In Jerry's school during the early '80s, you couldn't wear jeans; girls couldn't wear pants at all. There was no dancing, no rock and roll, no movies, no bad words like "shoot" or "poop." If you used one, you'd get your mouth washed out with soap at home, and a paddling at school. We watched the "Star Wars" movies in Liberty's gymnasium, probably several years after the fact—with all the ungodly scenes deleted and bad words dubbed out.

Jerry always said hi. I don’t think he knew exactly who I was as a child but he recognized me as a Groat, and he would wave, often from the drive-thru of the Wards Road McDonald's. He liked to eat and he had a personality as big as his belly. He was a good ole boy with Southern charm, homespun jokes and a booming voice that commanded attention. Going to church every week was a spectacle, complete with TV cameras, hot lights, showy choral arrangements and our local star vocalists. Music and greetings lasted for half an hour (in addition to the cameras, the Baptists on stage faced a clock). The sermon went on for about 25 minutes (with lots of men murmuring "Amen"), followed by the altar call. Always the altar call and a chance to get right with God, to be saved, to be born again. Typically his wife, Macel, played "Just As I Am, Without One Plea" on the piano. Even years after I left the church and his beliefs behind—my God wouldn't send me to hell; after all, He made me gay—I always appreciated his charm. I could see how it was easy to fall in love with Jerry.

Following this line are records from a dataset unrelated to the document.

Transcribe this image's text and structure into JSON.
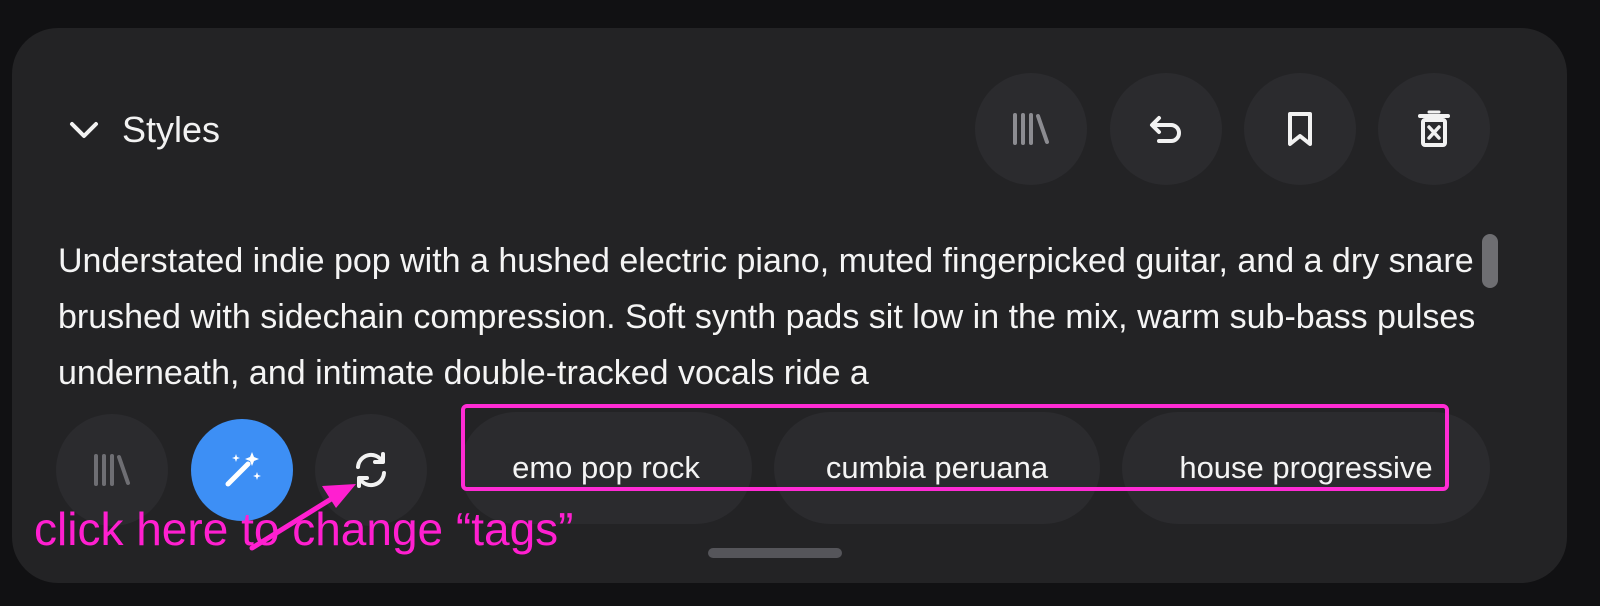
{
  "styles_panel": {
    "title": "Styles",
    "description": "Understated indie pop with a hushed electric piano, muted fingerpicked guitar, and a dry snare brushed with sidechain compression. Soft synth pads sit low in the mix, warm sub-bass pulses underneath, and intimate double-tracked vocals ride a",
    "header_icons": [
      "library-icon",
      "undo-icon",
      "bookmark-icon",
      "delete-icon"
    ],
    "footer_icons": [
      "library-icon",
      "magic-wand-icon",
      "refresh-icon"
    ],
    "tags": [
      "emo pop rock",
      "cumbia peruana",
      "house progressive"
    ]
  },
  "annotation": {
    "text": "click here to change “tags”",
    "color": "#ff1fd0"
  },
  "colors": {
    "background": "#111113",
    "panel": "#232325",
    "button": "#2b2b2e",
    "accent_blue": "#3d8ff5",
    "highlight": "#ff2bd4"
  }
}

And many did. He talked about growing his church from a small gathering at the local Donald Duck bottling company to what became his television empire, "The Old Time Gospel Hour"—which spanned the globe, if not in truth then in our minds. He had a vision: a City on the Hill for the Hill City. He had created Liberty Mountain, the home of his university, from scratch; he had literally moved a mountain, and it only took faith, some hard work, and money—lots of money. He was always soliciting money for a new church or a Christian retirement home, a new sports arena that would take Liberty sports to the next level, an expansion of the university. We never questioned it, we just gave as we could. I once peeked at my Dad's tithe and it was well over God's required 10 percent.

Even after Jerry took over Jim and Tammy Faye Bakker’s operation in the wake of the PTL scandal—raising money in an ultimately failed attempt to save it—and attendance at his own church began to wane (the folding chairs were no longer needed), we scoffed at the TV depictions of Jerry. The notion of him making power plays was ridiculous. He was doing the Lord's work, and it took a strong hand to make such vision happen. Yeah, he asked for lots of money but God's work takes a lot of that.

I remember my mom being especially excited about helping Jerry into his commencement regalia one year (there was even a photo!). It was a privilege to be so close, to be of use to someone God himself was using in such a special way. In our tiny conservative world, Jerry was a star.

When I was 14 my mom got sick with cancer, and Jerry stopped by the hospital room several times. He would pray with her and for her. A common practice, he put her at the top of the prayer list and asked for the congregation to pray for her at all the church services. "Pray for a miracle," he would say. She only left the hospital briefly in the months that followed. But she still insisted on going to church, auburn wig and ice-cubed lips and all. Jerry recognized her in the crowd, had her stand (barely, and with help on all sides). "We're praying for you," he said from the pulpit. And I'm sure that meant the world to her.

He officiated at her memorial service shortly after, shook hands and consoled us for our loss. He probably said something like, "It's hard for us to understand, but God has a reason. It's all part of His plan." For me, it was the beginning of the end of my faith. I was a momma's boy and I could never quite get over God taking her away so young—watching her balloon, yellow, crackle and die. I had prayed hard, hard like they said, prayed for a miracle. Plus, we had had Jerry on our side. He was the guy who could move mountains.